Action item:
Within the records below, filter for lines carrying the word "Give" and copy them.

Records supplied:
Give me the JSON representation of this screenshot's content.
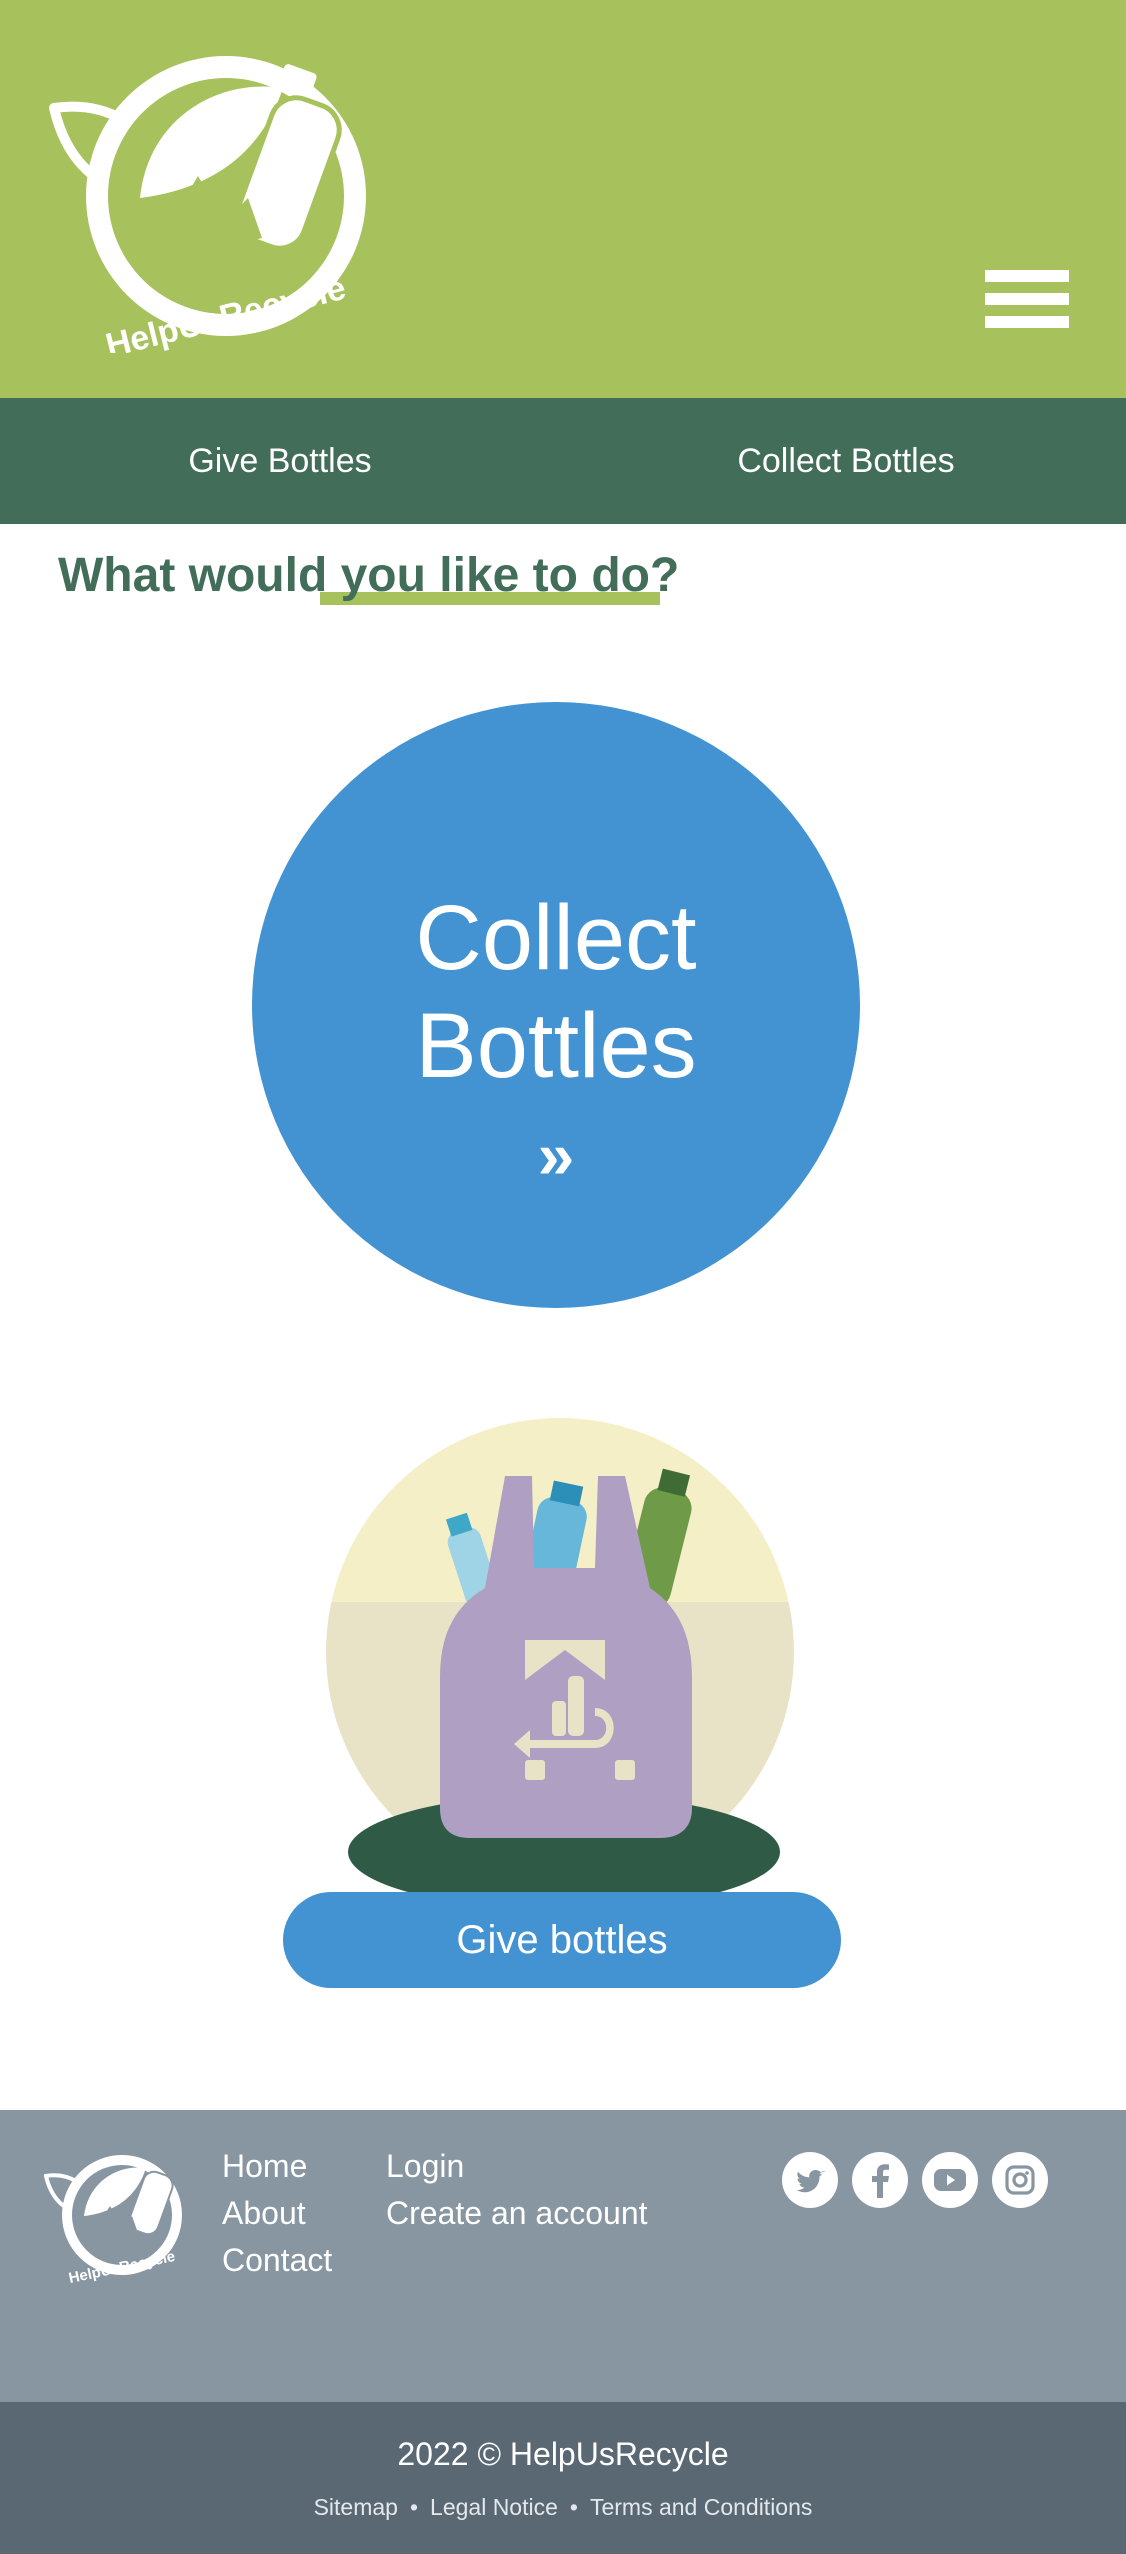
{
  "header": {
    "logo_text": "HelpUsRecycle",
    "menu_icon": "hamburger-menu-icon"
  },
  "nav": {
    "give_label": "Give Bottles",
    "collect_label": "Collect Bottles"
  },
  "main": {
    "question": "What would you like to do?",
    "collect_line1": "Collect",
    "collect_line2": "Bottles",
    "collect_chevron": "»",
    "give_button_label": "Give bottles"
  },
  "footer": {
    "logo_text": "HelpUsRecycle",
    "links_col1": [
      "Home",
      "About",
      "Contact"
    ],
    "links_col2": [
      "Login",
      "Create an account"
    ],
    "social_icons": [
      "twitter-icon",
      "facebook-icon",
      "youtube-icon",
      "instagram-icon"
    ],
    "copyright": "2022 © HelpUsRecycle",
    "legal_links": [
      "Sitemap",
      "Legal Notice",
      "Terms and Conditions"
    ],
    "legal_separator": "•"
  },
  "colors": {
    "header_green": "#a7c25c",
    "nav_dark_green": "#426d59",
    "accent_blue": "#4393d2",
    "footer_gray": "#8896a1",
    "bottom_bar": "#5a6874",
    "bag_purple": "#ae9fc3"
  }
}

Solution to the exercise:
Give me the JSON representation of this screenshot's content.
    "give_label": "Give Bottles",
    "give_button_label": "Give bottles"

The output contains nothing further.